Spring time in the Chilkat Valley is an impressive time. Seems the whole of the world is coming alive and staying busy with fattening up after a (not so) long winter. As I was pulling out of my driveway yesterday, a Sow Moose and her very large yearling were clambering down Cemetery Hill on Mud Bay Rd, headed right for my house. Animals, after a long absence, are emerging from the forest, and can be seen nearly anywhere If your eyes and heart are open to it.

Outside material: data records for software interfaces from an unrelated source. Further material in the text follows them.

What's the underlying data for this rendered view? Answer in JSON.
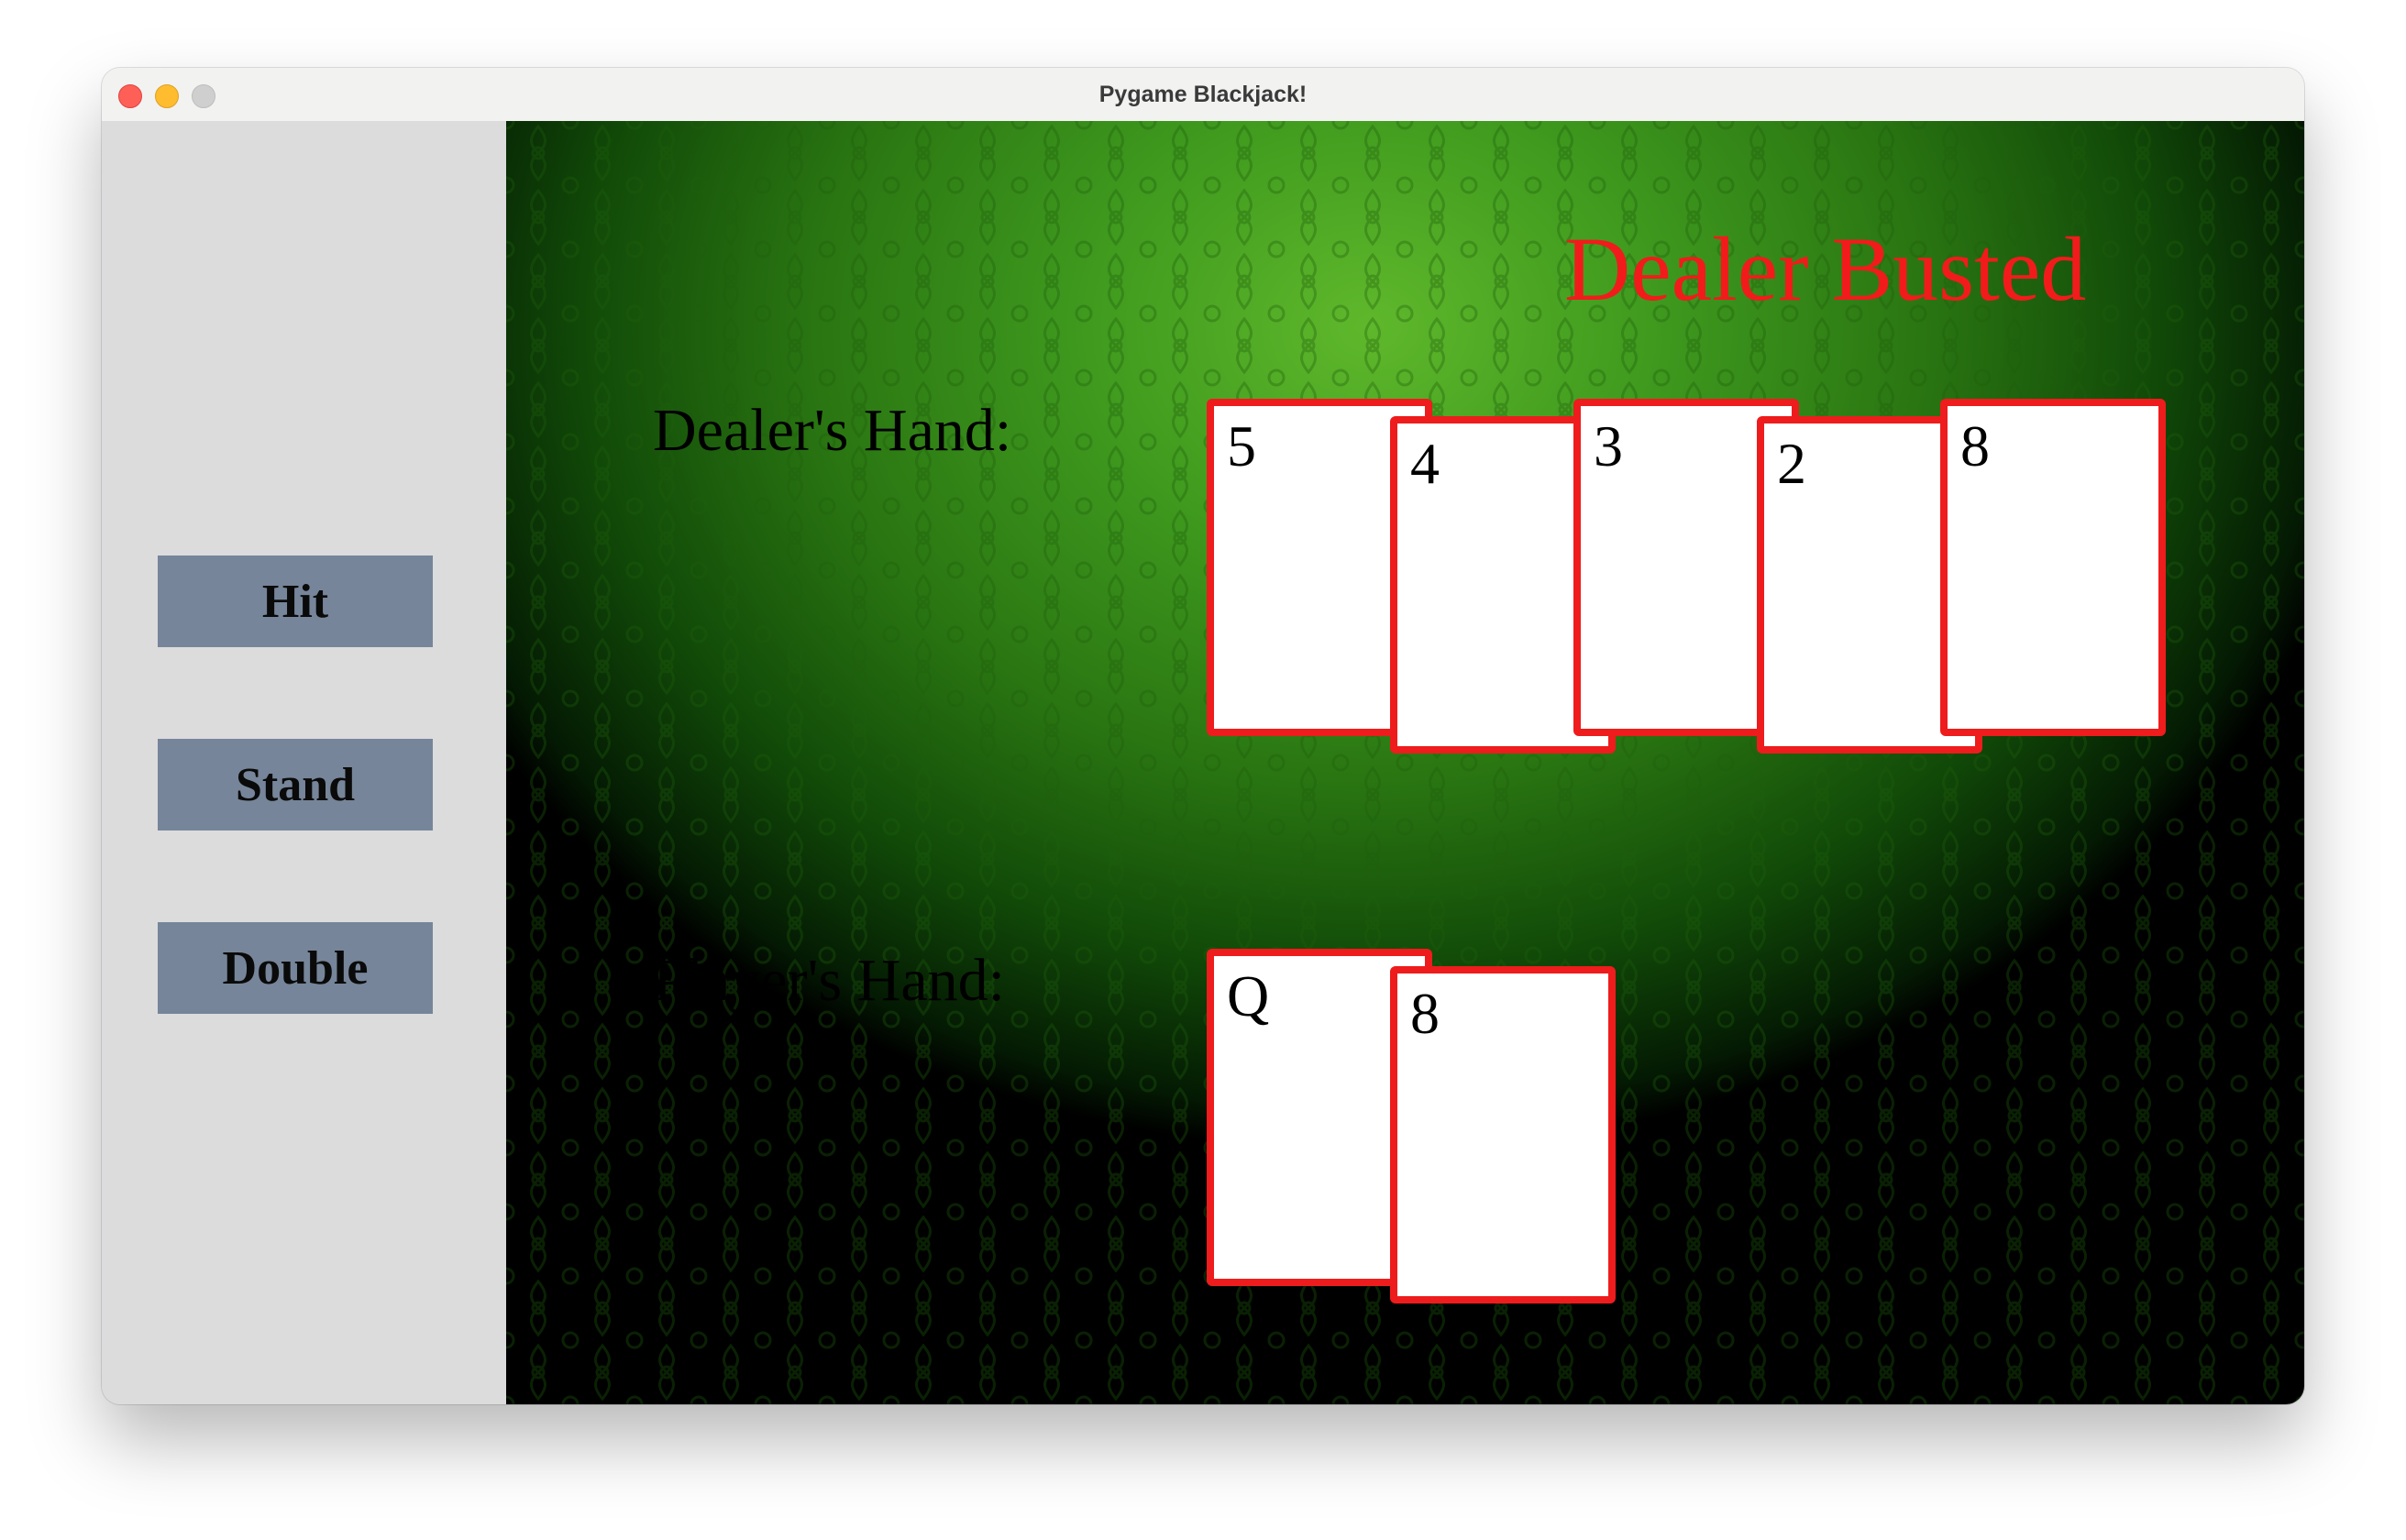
{
  "window": {
    "title": "Pygame Blackjack!"
  },
  "sidebar": {
    "buttons": [
      {
        "label": "Hit"
      },
      {
        "label": "Stand"
      },
      {
        "label": "Double"
      }
    ]
  },
  "table": {
    "status": "Dealer Busted",
    "dealer_label": "Dealer's Hand:",
    "player_label": "Player's Hand:",
    "dealer_cards": [
      "5",
      "4",
      "3",
      "2",
      "8"
    ],
    "player_cards": [
      "Q",
      "8"
    ]
  },
  "colors": {
    "felt": "#3f9a1e",
    "card_border": "#ee1c1c",
    "status_text": "#f21b1b",
    "button_bg": "#768599",
    "sidebar_bg": "#dcdcdd"
  }
}
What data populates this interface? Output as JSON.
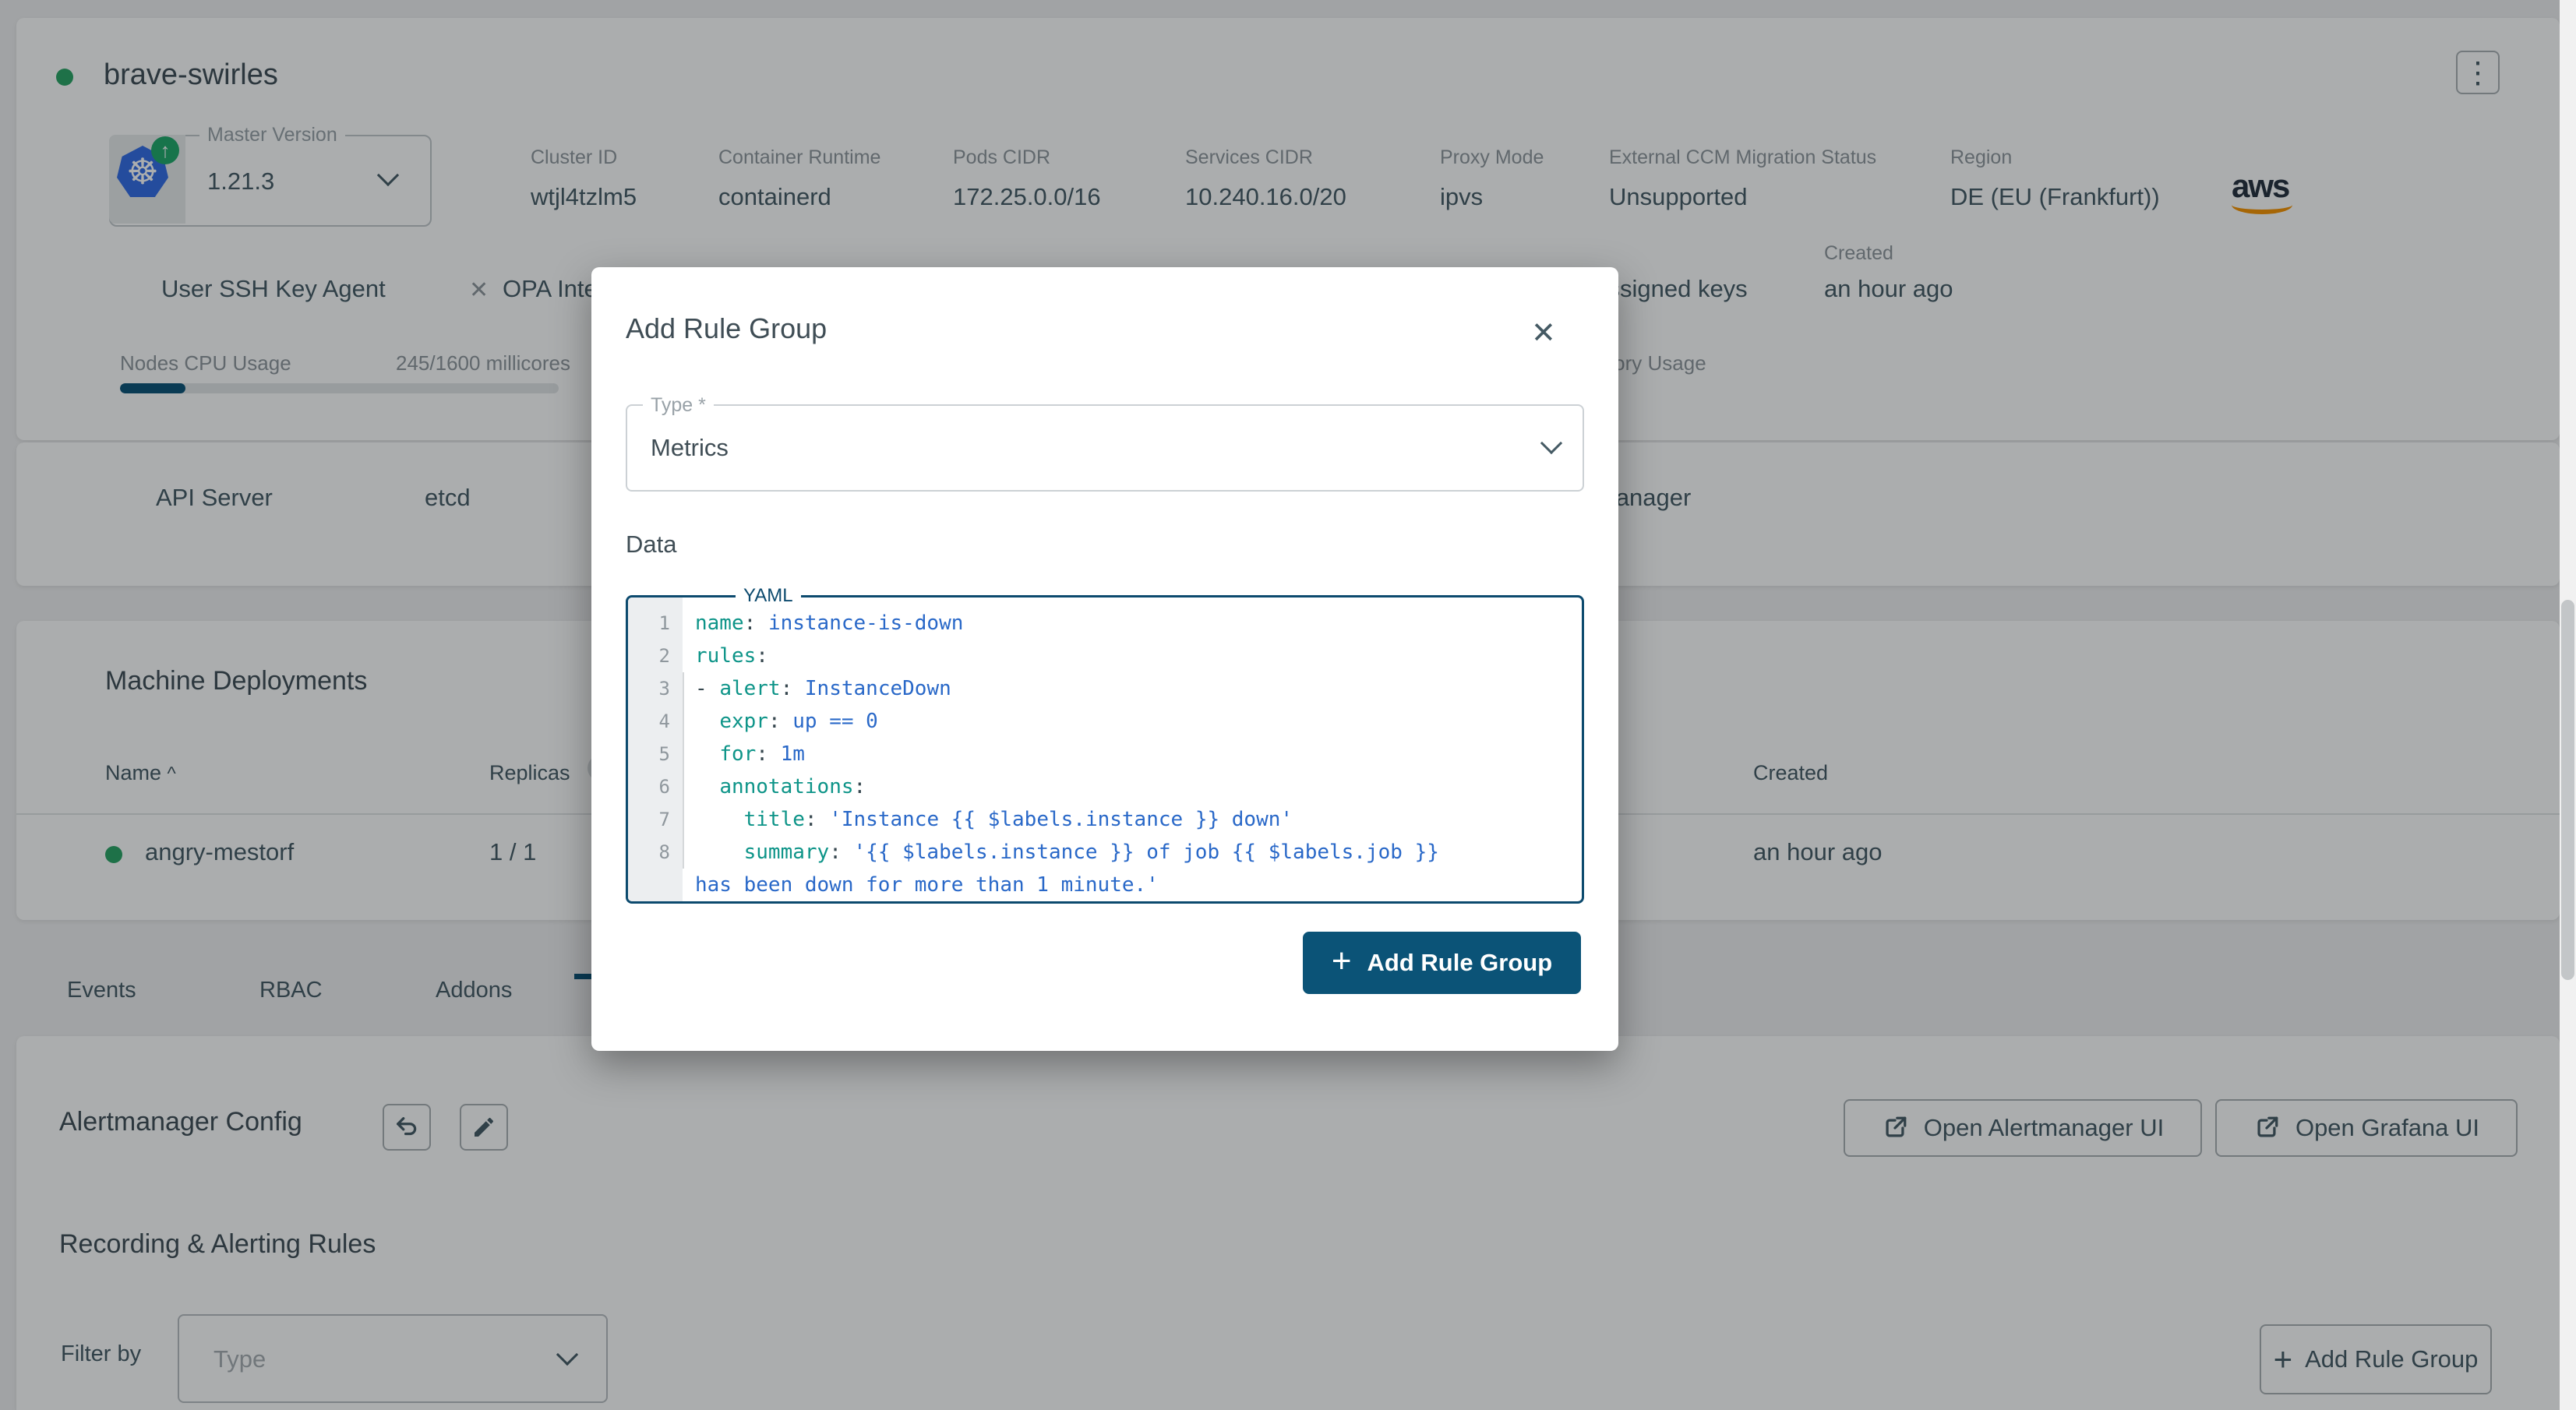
{
  "colors": {
    "primary_blue": "#0b5377",
    "status_green": "#2aa464",
    "editor_border": "#0c4a6e",
    "yaml_key": "#0d9488",
    "yaml_value": "#2968c8",
    "aws_orange": "#f79400",
    "k8s_blue": "#326de6"
  },
  "cluster": {
    "name": "brave-swirles",
    "menu_icon": "⋮",
    "master_version_label": "Master Version",
    "master_version": "1.21.3",
    "upgrade_badge": "↑",
    "k8s_glyph": "☸",
    "info": [
      {
        "label": "Cluster ID",
        "value": "wtjl4tzlm5"
      },
      {
        "label": "Container Runtime",
        "value": "containerd"
      },
      {
        "label": "Pods CIDR",
        "value": "172.25.0.0/16"
      },
      {
        "label": "Services CIDR",
        "value": "10.240.16.0/20"
      },
      {
        "label": "Proxy Mode",
        "value": "ipvs"
      },
      {
        "label": "External CCM Migration Status",
        "value": "Unsupported"
      },
      {
        "label": "Region",
        "value": "DE (EU (Frankfurt))"
      }
    ],
    "provider": "aws",
    "features": {
      "ssh_agent": "User SSH Key Agent",
      "opa_icon": "✕",
      "opa": "OPA Integration"
    },
    "ssh_keys": "No assigned keys",
    "created_label": "Created",
    "created_value": "an hour ago",
    "cpu_label": "Nodes CPU Usage",
    "cpu_value": "245/1600 millicores",
    "cpu_percent": 15,
    "memory_label": "Nodes Memory Usage"
  },
  "control_plane": {
    "api_server": "API Server",
    "etcd": "etcd",
    "controller_manager": "Controller Manager"
  },
  "machine_deployments": {
    "title": "Machine Deployments",
    "columns": {
      "name": "Name",
      "sort_icon": "^",
      "replicas": "Replicas",
      "info_icon": "i",
      "created": "Created"
    },
    "rows": [
      {
        "name": "angry-mestorf",
        "replicas": "1 / 1",
        "created": "an hour ago"
      }
    ]
  },
  "tabs": {
    "events": "Events",
    "rbac": "RBAC",
    "addons": "Addons"
  },
  "alertmanager": {
    "title": "Alertmanager Config",
    "open_alertmanager": "Open Alertmanager UI",
    "open_grafana": "Open Grafana UI"
  },
  "rules": {
    "title": "Recording & Alerting Rules",
    "filter_label": "Filter by",
    "filter_placeholder": "Type",
    "add_button_plus": "+",
    "add_button": "Add Rule Group"
  },
  "modal": {
    "title": "Add Rule Group",
    "close_icon": "✕",
    "type_label": "Type *",
    "type_value": "Metrics",
    "data_label": "Data",
    "editor_label": "YAML",
    "submit_plus": "+",
    "submit": "Add Rule Group",
    "yaml_lines": [
      {
        "n": "1",
        "segs": [
          [
            "k",
            "name"
          ],
          [
            "p",
            ": "
          ],
          [
            "v",
            "instance-is-down"
          ]
        ]
      },
      {
        "n": "2",
        "segs": [
          [
            "k",
            "rules"
          ],
          [
            "p",
            ":"
          ]
        ]
      },
      {
        "n": "3",
        "segs": [
          [
            "p",
            "- "
          ],
          [
            "k",
            "alert"
          ],
          [
            "p",
            ": "
          ],
          [
            "v",
            "InstanceDown"
          ]
        ]
      },
      {
        "n": "4",
        "segs": [
          [
            "p",
            "  "
          ],
          [
            "k",
            "expr"
          ],
          [
            "p",
            ": "
          ],
          [
            "v",
            "up == 0"
          ]
        ]
      },
      {
        "n": "5",
        "segs": [
          [
            "p",
            "  "
          ],
          [
            "k",
            "for"
          ],
          [
            "p",
            ": "
          ],
          [
            "v",
            "1m"
          ]
        ]
      },
      {
        "n": "6",
        "segs": [
          [
            "p",
            "  "
          ],
          [
            "k",
            "annotations"
          ],
          [
            "p",
            ":"
          ]
        ]
      },
      {
        "n": "7",
        "segs": [
          [
            "p",
            "    "
          ],
          [
            "k",
            "title"
          ],
          [
            "p",
            ": "
          ],
          [
            "v",
            "'Instance {{ $labels.instance }} down'"
          ]
        ]
      },
      {
        "n": "8",
        "segs": [
          [
            "p",
            "    "
          ],
          [
            "k",
            "summary"
          ],
          [
            "p",
            ": "
          ],
          [
            "v",
            "'{{ $labels.instance }} of job {{ $labels.job }}"
          ]
        ]
      },
      {
        "n": "",
        "segs": [
          [
            "v",
            "has been down for more than 1 minute.'"
          ]
        ]
      }
    ]
  }
}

After a six day work week, I am tired, but ready to get out into the real world of forest and river and animal; to have a peek and to get myself right with the world again. I head out around 9:30 Sunday morning and drive north up the Haines Highway. It is raining slightly, but it is not a bother to me. I want to head to a place at 25 mile I know of to look for and to shoot video of Moose. I drive slowly and in a manner of no hurry what so ever. Eyes peeled left, I see an animal on the shores of the only inches deep Chilkat. It appears at first to be a Lynx, but as it turns, I see that it is either a young and lone Wolf, or more than likely, a large Coyote. I pull off the road and the animal drops what it is eating and scrambles up the far embankment. Not wishing to disturb the creature’s fine and tasty meal, I too scramble back onto the road way and wish the Canine farewell. I get to the mudslide area at 19 mile and look out over the sandy river braids and spy two Eagles in a tree top. Between them is a nest the size of my pickup bed. They appear to be guarding it, and once again, I leave them in peace.
After a bit I am nearing the place I want to go, but realize after crossing the Chilkat bridge, there is far too much snow for my two wheel drive truck to handle on the dirt road leading back to the area in question. Reluctantly, I turn around and head back down valley, moving as slowly as before thinking the right place will pop up. At 18 mile, I turn into a pull out and descend into the bushes and thickets leading to the innards of the forest. Camera and tripod are heavy, but I figure it would be worth it to get a shot. Good and sellable clips are rarely placed in front of you, at least when it comes to animals, although I do know some folks with homes situated as to have their own private wild animal zoo in their backyards. I am happy to be thrashing into this forest however. Soon I am on a game trail and Moose dropping appear, though hard to say how old they are. I hear a creek ahead, and I stumble upon what is quite obviously a major Bear/Salmon area, The shores of the creek are heavily trampled, and lying about are many lower jaw bones of last years run. The area is so heavily used looking, I can imagine this place has been a Bear feeding ground for untold centuries. This place is a treasure, and I continue on, contemplating how dangerous it might be in a few short months when the fish are spawning again and the Brown Bears are out feasting. Back at the truck, I head down valley and spot, on the other side of the river, fifteen to twenty Canada Geese on a layover in a massive field. Further out, a moose is grazing peacefully. Having only my Xtra Tuff’s on, I swear to myself I will always carry my hip waders in the back of the truck. I drive through town and down the peninsula, where there are perhaps eight or nine Eagles feasting on the Sleeper Shark that washed ashore last week. On the drive home, I pull off to watch an Otter bobbing it’s head as it swims parallel to the shore in search of fish.
Sure is a spectacular time of year here in Haines…never got even one single shot. Didn’t matter.